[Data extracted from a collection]
Start of Block

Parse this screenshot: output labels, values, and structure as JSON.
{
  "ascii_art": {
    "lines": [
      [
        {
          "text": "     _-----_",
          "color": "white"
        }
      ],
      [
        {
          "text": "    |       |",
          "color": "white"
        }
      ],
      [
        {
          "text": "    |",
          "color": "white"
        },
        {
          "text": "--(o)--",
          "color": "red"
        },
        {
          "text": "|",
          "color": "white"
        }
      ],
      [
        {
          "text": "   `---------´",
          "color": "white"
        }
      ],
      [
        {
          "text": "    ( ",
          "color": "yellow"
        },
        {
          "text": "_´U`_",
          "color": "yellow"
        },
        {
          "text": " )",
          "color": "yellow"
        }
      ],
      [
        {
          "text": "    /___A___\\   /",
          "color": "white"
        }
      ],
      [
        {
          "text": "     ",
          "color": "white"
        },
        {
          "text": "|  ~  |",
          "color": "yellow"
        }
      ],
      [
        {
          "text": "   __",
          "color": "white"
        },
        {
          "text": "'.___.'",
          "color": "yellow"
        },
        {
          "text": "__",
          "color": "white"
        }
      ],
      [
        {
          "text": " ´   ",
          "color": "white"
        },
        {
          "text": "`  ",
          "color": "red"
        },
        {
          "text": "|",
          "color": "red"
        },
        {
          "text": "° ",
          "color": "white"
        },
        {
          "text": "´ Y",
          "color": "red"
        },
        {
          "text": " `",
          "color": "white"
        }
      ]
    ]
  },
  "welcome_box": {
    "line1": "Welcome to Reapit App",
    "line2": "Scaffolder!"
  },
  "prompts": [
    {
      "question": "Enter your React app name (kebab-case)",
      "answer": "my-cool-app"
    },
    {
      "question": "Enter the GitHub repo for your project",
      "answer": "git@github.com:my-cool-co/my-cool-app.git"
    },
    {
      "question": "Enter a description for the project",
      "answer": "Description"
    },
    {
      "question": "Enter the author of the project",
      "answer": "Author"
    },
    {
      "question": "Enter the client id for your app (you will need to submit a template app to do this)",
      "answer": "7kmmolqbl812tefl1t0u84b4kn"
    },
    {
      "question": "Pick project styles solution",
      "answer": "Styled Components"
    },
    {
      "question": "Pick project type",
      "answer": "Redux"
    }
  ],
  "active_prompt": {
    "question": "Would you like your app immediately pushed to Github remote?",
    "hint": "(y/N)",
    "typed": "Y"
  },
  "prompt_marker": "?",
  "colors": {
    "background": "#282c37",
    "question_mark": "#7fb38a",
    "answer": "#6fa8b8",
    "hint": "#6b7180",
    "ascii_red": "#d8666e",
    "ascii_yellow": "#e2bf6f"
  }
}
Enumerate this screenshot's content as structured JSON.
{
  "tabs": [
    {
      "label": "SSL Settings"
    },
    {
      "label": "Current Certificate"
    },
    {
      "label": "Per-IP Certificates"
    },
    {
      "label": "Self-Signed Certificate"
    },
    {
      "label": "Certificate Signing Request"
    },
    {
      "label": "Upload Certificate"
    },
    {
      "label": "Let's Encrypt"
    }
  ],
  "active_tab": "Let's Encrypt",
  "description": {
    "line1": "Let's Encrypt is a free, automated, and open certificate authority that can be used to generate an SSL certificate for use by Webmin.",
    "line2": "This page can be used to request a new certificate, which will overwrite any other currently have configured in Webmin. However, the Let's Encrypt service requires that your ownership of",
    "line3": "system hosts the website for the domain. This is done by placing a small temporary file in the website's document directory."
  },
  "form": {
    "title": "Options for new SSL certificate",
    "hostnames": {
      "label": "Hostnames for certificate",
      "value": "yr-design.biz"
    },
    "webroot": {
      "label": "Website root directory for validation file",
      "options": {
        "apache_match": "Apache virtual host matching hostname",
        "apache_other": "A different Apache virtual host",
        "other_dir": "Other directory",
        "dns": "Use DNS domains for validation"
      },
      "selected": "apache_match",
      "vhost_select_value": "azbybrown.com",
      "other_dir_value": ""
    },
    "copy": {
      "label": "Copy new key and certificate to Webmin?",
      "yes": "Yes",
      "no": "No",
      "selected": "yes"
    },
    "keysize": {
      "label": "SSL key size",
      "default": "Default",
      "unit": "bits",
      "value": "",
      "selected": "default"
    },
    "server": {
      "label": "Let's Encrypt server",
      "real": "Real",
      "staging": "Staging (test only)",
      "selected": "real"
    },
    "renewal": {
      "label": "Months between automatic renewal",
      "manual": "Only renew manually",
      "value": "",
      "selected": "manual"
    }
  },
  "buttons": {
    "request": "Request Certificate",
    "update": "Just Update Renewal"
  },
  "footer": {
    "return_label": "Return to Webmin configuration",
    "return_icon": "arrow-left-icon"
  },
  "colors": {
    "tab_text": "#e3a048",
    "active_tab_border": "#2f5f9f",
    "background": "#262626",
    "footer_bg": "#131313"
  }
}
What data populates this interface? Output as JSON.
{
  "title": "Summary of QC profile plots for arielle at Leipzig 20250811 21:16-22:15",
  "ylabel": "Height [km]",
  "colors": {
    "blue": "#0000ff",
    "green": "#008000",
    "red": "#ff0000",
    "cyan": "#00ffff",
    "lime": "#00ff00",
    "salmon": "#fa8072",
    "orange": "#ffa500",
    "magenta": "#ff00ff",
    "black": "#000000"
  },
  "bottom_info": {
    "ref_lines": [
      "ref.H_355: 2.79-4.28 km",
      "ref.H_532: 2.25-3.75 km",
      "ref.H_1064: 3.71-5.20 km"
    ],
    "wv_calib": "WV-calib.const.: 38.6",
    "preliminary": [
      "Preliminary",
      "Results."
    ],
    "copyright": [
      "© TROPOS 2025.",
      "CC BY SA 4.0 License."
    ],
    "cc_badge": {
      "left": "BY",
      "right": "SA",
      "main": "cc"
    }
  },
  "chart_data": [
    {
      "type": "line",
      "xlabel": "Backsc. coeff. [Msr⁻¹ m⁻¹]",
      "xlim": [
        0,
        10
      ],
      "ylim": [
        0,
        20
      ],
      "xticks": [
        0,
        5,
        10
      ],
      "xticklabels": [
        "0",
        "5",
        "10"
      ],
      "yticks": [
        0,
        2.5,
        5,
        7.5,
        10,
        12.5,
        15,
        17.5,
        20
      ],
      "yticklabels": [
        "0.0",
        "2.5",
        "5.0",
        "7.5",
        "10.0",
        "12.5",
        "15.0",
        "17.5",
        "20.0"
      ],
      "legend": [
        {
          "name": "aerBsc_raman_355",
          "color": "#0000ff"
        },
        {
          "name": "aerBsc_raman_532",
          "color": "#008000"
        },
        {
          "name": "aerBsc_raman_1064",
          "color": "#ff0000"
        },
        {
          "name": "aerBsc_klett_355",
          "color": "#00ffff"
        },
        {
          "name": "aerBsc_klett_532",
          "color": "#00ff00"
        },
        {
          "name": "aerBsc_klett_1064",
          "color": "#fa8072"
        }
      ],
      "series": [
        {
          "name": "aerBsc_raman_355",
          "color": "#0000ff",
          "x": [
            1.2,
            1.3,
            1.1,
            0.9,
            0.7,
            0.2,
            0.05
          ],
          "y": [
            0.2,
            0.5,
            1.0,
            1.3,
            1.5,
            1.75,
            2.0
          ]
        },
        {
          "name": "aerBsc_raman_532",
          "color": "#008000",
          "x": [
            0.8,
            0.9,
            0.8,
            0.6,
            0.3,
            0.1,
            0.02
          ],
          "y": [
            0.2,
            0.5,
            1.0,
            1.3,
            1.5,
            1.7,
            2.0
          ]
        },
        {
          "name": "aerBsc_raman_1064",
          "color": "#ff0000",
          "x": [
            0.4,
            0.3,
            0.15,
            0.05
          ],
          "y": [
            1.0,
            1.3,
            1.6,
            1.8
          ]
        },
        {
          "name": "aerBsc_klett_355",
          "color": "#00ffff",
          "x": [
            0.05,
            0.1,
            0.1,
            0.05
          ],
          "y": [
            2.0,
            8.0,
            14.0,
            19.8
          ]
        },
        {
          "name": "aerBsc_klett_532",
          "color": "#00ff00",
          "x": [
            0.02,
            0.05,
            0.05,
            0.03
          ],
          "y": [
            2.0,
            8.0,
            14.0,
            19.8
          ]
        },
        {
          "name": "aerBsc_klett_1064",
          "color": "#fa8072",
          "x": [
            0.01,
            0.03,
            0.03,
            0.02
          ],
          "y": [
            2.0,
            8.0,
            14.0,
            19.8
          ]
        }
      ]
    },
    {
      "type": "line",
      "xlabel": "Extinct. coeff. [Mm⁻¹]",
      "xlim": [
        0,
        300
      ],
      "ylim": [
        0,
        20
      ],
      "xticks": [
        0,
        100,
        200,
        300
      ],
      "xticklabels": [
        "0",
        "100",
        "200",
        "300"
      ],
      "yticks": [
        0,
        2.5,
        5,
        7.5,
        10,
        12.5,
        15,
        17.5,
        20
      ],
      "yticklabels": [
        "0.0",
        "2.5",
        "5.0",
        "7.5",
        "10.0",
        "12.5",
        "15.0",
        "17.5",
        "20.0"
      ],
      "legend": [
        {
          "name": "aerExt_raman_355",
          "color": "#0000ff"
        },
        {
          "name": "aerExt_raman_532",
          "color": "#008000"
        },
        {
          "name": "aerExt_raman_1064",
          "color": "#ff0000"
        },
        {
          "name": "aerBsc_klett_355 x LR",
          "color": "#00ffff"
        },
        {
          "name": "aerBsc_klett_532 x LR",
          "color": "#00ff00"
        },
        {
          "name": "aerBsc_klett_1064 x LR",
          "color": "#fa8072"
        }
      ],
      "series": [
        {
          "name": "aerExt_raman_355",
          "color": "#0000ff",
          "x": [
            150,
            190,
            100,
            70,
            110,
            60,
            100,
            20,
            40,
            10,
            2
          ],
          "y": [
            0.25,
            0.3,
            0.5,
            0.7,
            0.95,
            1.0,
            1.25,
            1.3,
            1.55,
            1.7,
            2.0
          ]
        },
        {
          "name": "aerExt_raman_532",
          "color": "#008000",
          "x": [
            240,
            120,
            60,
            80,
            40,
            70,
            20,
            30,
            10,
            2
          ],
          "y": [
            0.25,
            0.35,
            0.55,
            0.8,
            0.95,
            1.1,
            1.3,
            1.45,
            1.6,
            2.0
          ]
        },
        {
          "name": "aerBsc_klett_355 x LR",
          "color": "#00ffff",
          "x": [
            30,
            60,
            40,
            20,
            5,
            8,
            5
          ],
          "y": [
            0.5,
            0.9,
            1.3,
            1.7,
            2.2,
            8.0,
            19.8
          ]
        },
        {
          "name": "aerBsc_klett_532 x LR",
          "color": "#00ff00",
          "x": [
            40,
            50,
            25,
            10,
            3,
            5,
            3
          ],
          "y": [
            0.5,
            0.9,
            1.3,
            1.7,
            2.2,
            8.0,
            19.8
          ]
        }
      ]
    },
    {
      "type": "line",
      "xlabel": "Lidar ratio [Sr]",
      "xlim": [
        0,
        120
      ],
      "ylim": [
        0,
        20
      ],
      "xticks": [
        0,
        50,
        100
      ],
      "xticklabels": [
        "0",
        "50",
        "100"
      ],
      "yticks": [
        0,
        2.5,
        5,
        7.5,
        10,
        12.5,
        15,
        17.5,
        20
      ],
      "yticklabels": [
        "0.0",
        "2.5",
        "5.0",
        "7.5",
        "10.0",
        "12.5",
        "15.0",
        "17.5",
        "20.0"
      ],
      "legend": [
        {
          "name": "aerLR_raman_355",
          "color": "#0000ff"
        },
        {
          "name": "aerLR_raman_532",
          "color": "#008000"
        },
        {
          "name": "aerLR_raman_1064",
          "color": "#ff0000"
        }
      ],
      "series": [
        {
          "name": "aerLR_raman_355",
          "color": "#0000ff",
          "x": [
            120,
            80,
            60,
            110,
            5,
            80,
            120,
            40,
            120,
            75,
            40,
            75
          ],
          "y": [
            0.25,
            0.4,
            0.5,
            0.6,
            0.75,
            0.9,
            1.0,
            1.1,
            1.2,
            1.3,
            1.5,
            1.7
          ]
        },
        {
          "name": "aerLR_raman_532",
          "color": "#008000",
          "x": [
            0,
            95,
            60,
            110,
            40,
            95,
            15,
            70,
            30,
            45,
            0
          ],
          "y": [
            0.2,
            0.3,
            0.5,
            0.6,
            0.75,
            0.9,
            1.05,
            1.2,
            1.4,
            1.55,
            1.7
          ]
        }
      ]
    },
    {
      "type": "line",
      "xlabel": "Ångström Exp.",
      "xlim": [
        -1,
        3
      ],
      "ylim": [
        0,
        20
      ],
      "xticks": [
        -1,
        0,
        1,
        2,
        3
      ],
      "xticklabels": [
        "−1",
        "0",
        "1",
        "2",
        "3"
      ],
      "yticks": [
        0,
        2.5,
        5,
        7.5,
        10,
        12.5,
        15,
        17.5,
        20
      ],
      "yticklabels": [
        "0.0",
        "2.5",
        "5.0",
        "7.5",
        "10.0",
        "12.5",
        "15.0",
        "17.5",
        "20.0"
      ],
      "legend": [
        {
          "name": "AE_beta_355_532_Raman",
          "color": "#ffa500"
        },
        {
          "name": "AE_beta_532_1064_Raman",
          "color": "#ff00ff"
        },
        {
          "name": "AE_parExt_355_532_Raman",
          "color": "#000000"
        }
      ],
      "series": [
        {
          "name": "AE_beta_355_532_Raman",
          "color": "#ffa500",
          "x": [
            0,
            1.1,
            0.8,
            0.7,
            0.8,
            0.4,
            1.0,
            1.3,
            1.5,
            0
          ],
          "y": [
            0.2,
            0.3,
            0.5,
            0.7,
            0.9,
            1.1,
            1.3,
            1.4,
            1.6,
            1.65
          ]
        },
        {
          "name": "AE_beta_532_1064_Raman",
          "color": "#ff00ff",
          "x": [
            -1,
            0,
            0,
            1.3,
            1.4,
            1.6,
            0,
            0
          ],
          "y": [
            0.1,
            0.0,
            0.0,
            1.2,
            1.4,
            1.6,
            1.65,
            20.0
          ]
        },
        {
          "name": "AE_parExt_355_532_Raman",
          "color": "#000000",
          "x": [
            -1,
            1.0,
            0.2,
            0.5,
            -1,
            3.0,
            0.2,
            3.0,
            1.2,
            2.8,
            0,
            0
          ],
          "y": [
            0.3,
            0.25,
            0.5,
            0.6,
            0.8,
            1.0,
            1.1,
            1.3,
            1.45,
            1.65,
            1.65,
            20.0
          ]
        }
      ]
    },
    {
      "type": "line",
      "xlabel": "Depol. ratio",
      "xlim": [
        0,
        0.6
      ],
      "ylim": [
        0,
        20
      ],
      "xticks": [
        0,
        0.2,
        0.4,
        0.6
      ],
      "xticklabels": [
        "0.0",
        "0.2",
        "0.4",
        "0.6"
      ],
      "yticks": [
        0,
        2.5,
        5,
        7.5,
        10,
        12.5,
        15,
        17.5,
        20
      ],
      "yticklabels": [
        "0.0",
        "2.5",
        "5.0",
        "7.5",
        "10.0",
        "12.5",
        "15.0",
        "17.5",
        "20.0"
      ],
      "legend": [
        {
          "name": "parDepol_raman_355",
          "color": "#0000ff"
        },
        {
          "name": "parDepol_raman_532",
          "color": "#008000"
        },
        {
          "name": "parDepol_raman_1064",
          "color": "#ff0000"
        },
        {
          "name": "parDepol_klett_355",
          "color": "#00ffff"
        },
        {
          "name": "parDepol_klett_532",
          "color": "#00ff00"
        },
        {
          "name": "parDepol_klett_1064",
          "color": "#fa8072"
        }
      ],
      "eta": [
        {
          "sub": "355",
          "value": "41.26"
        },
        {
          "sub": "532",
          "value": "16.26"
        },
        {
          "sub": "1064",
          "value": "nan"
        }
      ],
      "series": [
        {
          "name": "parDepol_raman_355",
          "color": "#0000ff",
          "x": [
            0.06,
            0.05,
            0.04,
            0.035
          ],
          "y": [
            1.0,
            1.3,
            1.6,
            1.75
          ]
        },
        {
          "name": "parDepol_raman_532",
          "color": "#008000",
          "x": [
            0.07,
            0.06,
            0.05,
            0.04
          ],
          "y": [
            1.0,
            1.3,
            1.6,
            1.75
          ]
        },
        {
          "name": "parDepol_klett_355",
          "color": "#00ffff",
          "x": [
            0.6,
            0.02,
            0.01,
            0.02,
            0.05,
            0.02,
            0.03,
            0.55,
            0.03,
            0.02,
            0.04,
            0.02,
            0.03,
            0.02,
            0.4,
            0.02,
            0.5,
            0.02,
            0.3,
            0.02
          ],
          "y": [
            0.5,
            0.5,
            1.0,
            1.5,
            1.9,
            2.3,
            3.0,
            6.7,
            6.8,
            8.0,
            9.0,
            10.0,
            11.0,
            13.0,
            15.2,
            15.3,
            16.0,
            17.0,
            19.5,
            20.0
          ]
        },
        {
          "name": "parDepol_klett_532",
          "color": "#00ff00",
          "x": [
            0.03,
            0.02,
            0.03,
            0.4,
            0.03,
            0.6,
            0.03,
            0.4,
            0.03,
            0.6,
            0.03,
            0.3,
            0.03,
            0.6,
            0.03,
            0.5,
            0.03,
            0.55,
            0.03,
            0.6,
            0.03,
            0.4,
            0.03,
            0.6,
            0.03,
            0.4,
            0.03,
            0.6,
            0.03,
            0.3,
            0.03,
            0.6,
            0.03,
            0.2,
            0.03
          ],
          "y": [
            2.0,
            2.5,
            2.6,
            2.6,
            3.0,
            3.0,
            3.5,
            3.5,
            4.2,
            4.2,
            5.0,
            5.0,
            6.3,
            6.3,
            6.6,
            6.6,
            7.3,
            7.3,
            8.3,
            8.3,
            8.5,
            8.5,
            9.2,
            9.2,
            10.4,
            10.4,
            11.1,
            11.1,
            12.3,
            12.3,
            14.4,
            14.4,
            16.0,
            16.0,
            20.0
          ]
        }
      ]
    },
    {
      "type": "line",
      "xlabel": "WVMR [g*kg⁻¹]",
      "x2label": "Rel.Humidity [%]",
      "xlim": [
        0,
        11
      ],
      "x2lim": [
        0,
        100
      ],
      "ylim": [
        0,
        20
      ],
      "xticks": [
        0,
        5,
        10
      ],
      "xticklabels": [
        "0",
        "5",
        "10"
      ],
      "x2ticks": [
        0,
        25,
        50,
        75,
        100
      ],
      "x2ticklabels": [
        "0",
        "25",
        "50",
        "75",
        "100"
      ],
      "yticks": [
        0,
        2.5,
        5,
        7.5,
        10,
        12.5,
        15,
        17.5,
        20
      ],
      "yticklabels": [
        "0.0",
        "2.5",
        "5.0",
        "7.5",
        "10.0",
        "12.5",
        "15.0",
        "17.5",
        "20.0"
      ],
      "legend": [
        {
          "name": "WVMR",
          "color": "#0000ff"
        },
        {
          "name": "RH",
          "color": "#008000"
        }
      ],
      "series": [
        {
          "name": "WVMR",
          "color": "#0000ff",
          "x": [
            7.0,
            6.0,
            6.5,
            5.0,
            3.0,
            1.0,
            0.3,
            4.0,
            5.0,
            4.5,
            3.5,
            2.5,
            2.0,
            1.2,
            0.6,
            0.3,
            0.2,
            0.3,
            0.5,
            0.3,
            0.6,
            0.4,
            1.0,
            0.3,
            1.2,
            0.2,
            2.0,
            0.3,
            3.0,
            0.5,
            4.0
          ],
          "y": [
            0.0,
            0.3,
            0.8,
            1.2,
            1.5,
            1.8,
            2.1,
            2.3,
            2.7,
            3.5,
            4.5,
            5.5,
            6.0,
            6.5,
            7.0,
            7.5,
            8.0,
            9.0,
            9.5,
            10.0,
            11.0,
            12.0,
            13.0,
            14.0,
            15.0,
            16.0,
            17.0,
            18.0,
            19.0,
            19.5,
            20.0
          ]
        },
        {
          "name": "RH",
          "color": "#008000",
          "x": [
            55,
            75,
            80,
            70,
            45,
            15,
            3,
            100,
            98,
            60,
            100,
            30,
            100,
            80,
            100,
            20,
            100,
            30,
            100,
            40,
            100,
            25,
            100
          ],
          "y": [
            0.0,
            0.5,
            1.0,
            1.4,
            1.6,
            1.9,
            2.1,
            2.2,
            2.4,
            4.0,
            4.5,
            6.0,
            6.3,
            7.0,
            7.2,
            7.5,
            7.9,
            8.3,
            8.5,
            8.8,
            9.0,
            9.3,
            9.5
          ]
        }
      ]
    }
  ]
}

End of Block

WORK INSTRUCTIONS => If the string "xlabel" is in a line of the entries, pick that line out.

RESULT FOR THIS TASK =>
      "xlabel": "Backsc. coeff. [Msr⁻¹ m⁻¹]",
      "xlabel": "Extinct. coeff. [Mm⁻¹]",
      "xlabel": "Lidar ratio [Sr]",
      "xlabel": "Ångström Exp.",
      "xlabel": "Depol. ratio",
      "xlabel": "WVMR [g*kg⁻¹]",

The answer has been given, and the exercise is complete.